His talk of currency manipulation could lead to a trade warby George Magnus / December 13, 2016 / Leave a comment
In an interview with Fox News over the weekend, the President-Elect said he didn’t know why the United States should be bound by the One China policy. This policy, under which the US has commercial and military relations with Taiwan but doesn’t recognise its sovereign status, has been the bedrock of US foreign policy towards China for 40 years and is among the most sensitive of red lines for Beijing. Now, Donald Trump is hinting he could revisit it—unless China was willing to do a deal with the US over trade and other issues that span tensions over the South China Sea and relations with North Korea. Why is he treading on eggshells?
The now typical answers to this—as to many other questions—are that he doesn’t care for political correctness, doesn’t mind being called volatile and unpredictable, and wants to establish a new basis for US-China relations, ostensibly to give American workers a better deal. But a more fractious relationship with China has also been in the Trump narrative from the beginning of his election campaign. The rhetoric during the year and since his November victory has included the threat to label China a currency manipulator, to levy across-the-board tariffs on Chinese goods, and to build up American military presence in the South and East China Seas. More recently, he had already broken protocol by receiving a congratulatory phone call from Taiwan’s President Tsai Ing-wen.
It is sometimes argued that Trump’s unpredictability means no one should take him at face value. He has, after all, nominated Terry Branstad, the governor of Iowa and a man who calls President Xi Jinping a friend, to be America’s ambassador to China. But for the moment at least, he is making big and not very comforting noises. This latest foray, to put the One China policy in play, is a serious escalation in US-China tension, and he must have known Beijing would not be happy.
And it wasn’t. Foreign Ministry spokesperson Geng Shuang said on Monday that if the One China policy was compromised or undermined, then the US-China co-operation would be out of the question. The daily Global Times, affiliated to the Communist Party, said that Trump’s statement testified to his inexperience, and insisted that the One China policy was not something to be traded, sold or bargained over.
It is tempting to put all this down to posturing before the new president takes office, but it would also probably be a mistake to. Leaving aside the straight geopolitics of maritime disputes and rights, trade is already a hot issue for both America and China. For Trump, American jobs are the central issue. The US trade deficit with China was a record $366bn last year, equivalent to about 69 per cent of the total US trade deficit of $530bn. Trump’s team has charged that China cheats in trade by manipulating its currency, and by using subsidies and other measures to boost exports and restrict imports.
For China, the issue is status and respect in the world’s trading and economic system. It seeks recognition for its weight as the largest export nation, and it also wants a bigger say in global institutions and a bigger role for the renminbi. It doesn’t want to be treated as a supplicant, or a country that is on trial for good behaviour.
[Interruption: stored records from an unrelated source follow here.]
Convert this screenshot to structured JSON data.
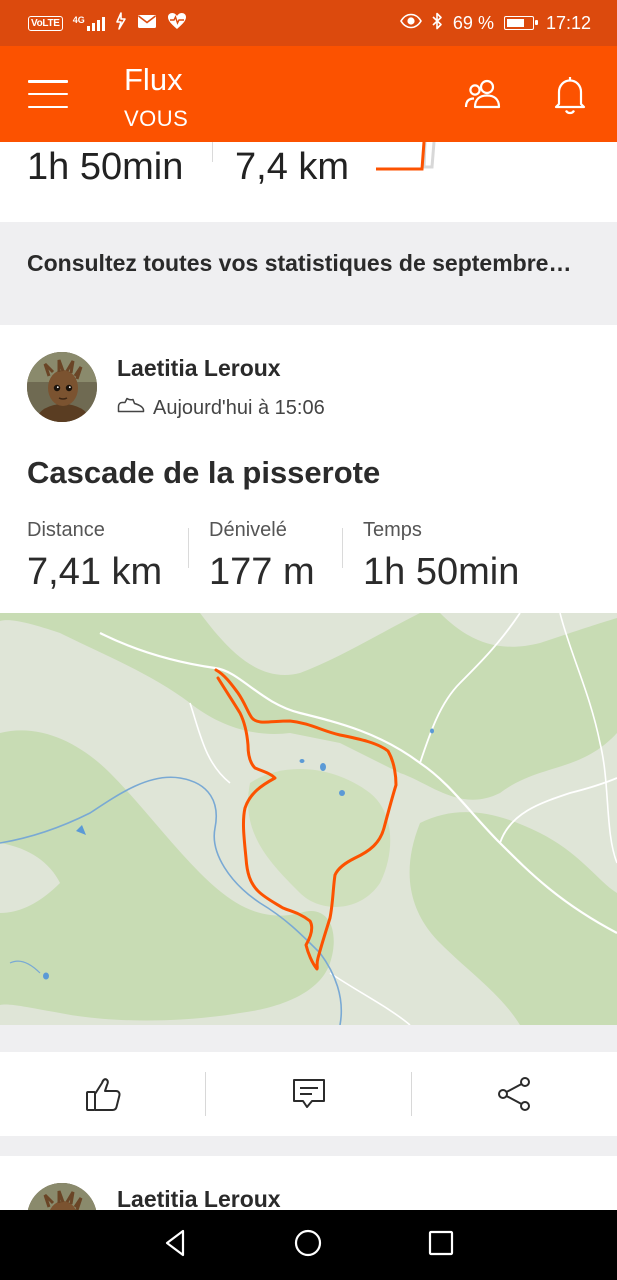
{
  "status_bar": {
    "network": "VoLTE",
    "network_gen": "4G",
    "battery_percent": "69 %",
    "battery_level": 0.69,
    "time": "17:12",
    "icons": [
      "volte-icon",
      "signal-icon",
      "data-icon",
      "mail-icon",
      "health-icon",
      "eye-icon",
      "bluetooth-icon",
      "battery-icon"
    ]
  },
  "app_bar": {
    "title": "Flux",
    "subtitle": "VOUS",
    "icons": [
      "menu-icon",
      "friends-icon",
      "bell-icon"
    ]
  },
  "previous_card": {
    "duration": "1h 50min",
    "distance": "7,4 km"
  },
  "stats_banner": "Consultez toutes vos statistiques de septembre…",
  "activity": {
    "athlete": "Laetitia Leroux",
    "timestamp": "Aujourd'hui à 15:06",
    "type_icon": "hiking-shoe-icon",
    "title": "Cascade de la pisserote",
    "stats": [
      {
        "label": "Distance",
        "value": "7,41 km"
      },
      {
        "label": "Dénivelé",
        "value": "177 m"
      },
      {
        "label": "Temps",
        "value": "1h 50min"
      }
    ],
    "route_color": "#fc5200"
  },
  "actions": [
    "like-icon",
    "comment-icon",
    "share-icon"
  ],
  "next_card": {
    "athlete": "Laetitia Leroux"
  },
  "nav_bar": [
    "back-icon",
    "home-icon",
    "recents-icon"
  ],
  "colors": {
    "brand": "#fc5200",
    "status_bar": "#dc4a0d",
    "background": "#efeff1"
  }
}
In mid-December, Chinese officials were disappointed not to have been awarded “market economy” status (MES) on the 15th anniversary of the country joining the World Trade Organisation. They thought it had been assured. Among other things, MES requires global regulators in trade disputes to consider export prices on a domestic basis and not with reference to prices in third countries. MES, therefore, would favour China, especially in contentious areas such as steel, where it is accused by the US and the European Union of dumping the product at unfairly low prices.
And it’s not only about steel. Last week, the US Commerce department imposed anti-dumping tariffs on Chinese-made washing machines. China had vowed to take action against any WTO member that refuses to recognise MES in anti-dumping disputes. In a rather pointed way, the official Xinhua news agency said that the refusal to award MES was “nothing short of protectionism” and “poisons the recovery of the global economy.”
The background to Trump’s One China policy statement, therefore, is one of festering tension over trade. After Trump is inaugurated, the likelihood is that his administration will label China a currency manipulator, which is relatively meaningless but it would trigger investigations. If these found China to be manipulating its currency, the US could implement partial or sector-specific tariffs, probably much lower than the 45 per cent widely cited, on high-profile Chinese exports such as steel and automobile parts.
China would almost certainly retaliate. Global Times pointed out recently that US tariffs could prompt China to spurn Boeing aircraft, American cars and iPhones, and impose retaliatory trade restrictions against soybean and maize imports from the US, which certainly wouldn’t please the voters of Iowa.
US-China relations, therefore, look set to enter a new phase in which two strongmen face off. Trump has vowed to make America great again, and stand up for US workers in the face of foreign countries and governments, and even domestic companies that offer them a bad deal. China, by contrast, is on a mission to overcome and overturn the humiliation which it claims foreigners and history have imposed on the country. President Xi Jinping, facing a crucial 19th Party Congress at the end of 2017, is determined not to be seen to be weak, or not in control of China’s most important external relationship.
The US and China will have to manage an increasingly difficult and sensitive relationship, and with Trump’s One China statement, the temperature just went up several degrees.